The Agricultural Research Division's "Big Ideas Seminars" continue with three presentations in January and February. Each lecture is free and open to the public.

The next seminar is "New Concepts in Agricultural Automation," presented Jan. 17 by Simone Blackmore in the East Union. An informal discussion starts at 2 p.m., with a 3 p.m. reception and a 3:30 p.m. seminar.

Blackmore, professor at Harper Adams University College in England, is a key figure in the development of precision farming and agricultural robotics. He worked for 12 years in Africa and Europe before starting his academic career and now collaborates with many universities around the world to help develop precision farming and agricultural robotics. His presentation will discuss how smarter machines will save time and money.

The ARD's seminar series hopes to build big ideas and collaborations among faculty members not only at UNL, but across all University of Nebraska campuses.

Other presentations in the series are:

— Jan. 22, David Jacobs, 2 p.m. informal discussion, 110 Avery Hall; 3 p.m. reception, 348 Avery Hall; 3:30-4:30 p.m. seminar, 115 Avery Hall, Department of Computer Science and Engineering, UNL City Campus, "Using Computer Vision for Species Identification."

— Feb. 1, Lie Tang, 2 p.m. informal discussion, 3 p.m. reception, 3:30-4:30 seminar, Nebraska East Union, UNL East Campus, "Plant Recognition for Robotic Weeding: Challenges and Opportunities."

Jacobs is a professor in the Department of Computer Science at the University of Maryland with a joint appointment in the university's Institute for Advanced Computer Studies. Jacobs' research has focused on human and computer vision, especially in the areas of object recognition and perceptual organization. He will describe the first mobile app for identifying plant species using automatic visual recognition. The system called LeafSnap identifies tree species from photographs of their leaves. In addition, he will discuss some recent work on animal species identification.

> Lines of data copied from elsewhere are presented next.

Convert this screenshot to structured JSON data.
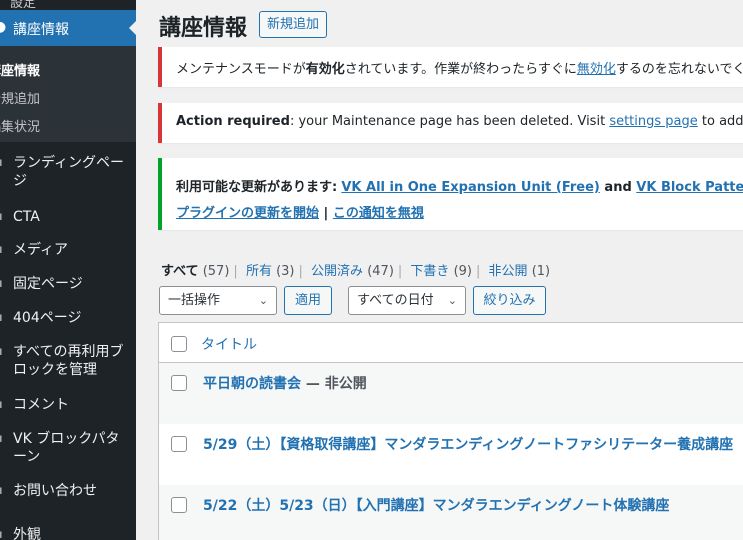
{
  "sidebar": {
    "top_cut_label": "設定",
    "active_label": "講座情報",
    "active_icon": "bullet",
    "submenu": [
      "講座情報",
      "新規追加",
      "編集状況"
    ],
    "items": [
      {
        "label": "ランディングページ"
      },
      {
        "label": "CTA"
      },
      {
        "label": "メディア"
      },
      {
        "label": "固定ページ"
      },
      {
        "label": "404ページ"
      },
      {
        "label": "すべての再利用ブロックを管理"
      },
      {
        "label": "コメント"
      },
      {
        "label": "VK ブロックパターン"
      },
      {
        "label": "お問い合わせ"
      },
      {
        "label": "外観"
      }
    ]
  },
  "header": {
    "title": "講座情報",
    "add_new": "新規追加"
  },
  "notices": {
    "maintenance": {
      "prefix": "メンテナンスモードが",
      "bold": "有効化",
      "mid": "されています。作業が終わったらすぐに",
      "link": "無効化",
      "suffix": "するのを忘れないでください。"
    },
    "action": {
      "bold": "Action required",
      "text": ": your Maintenance page has been deleted. Visit ",
      "link": "settings page",
      "suffix": " to address this issue."
    },
    "update": {
      "bold": "利用可能な更新があります:",
      "link1": "VK All in One Expansion Unit (Free)",
      "and": " and ",
      "link2": "VK Block Patterns",
      "end": "。",
      "action1": "プラグインの更新を開始",
      "sep": " | ",
      "action2": "この通知を無視"
    }
  },
  "filters": {
    "all": "すべて",
    "all_count": "(57)",
    "mine": "所有",
    "mine_count": "(3)",
    "published": "公開済み",
    "published_count": "(47)",
    "draft": "下書き",
    "draft_count": "(9)",
    "private": "非公開",
    "private_count": "(1)"
  },
  "toolbar": {
    "bulk": "一括操作",
    "apply": "適用",
    "dates": "すべての日付",
    "filter": "絞り込み"
  },
  "table": {
    "column_title": "タイトル",
    "rows": [
      {
        "title": "平日朝の読書会",
        "state": " — 非公開"
      },
      {
        "title": "5/29（土）【資格取得講座】マンダラエンディングノートファシリテーター養成講座",
        "state": ""
      },
      {
        "title": "5/22（土）5/23（日）【入門講座】マンダラエンディングノート体験講座",
        "state": ""
      }
    ]
  }
}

Tang is an associate professor in the Department of Agricultural and Biosystems Engineering at Iowa State University. His research program focuses on the development of robotic and intelligent systems for agricultural applications such as robotic weeding. He will present his research findings in crop and weed recognition, and share his vision about how the technological advancements in sensing and computation may enable us to invent new weeding tools that can maximize weed control efficacy while minimizing their environmental footprint.

For more information, go to http://bigideaseminars.unl.edu.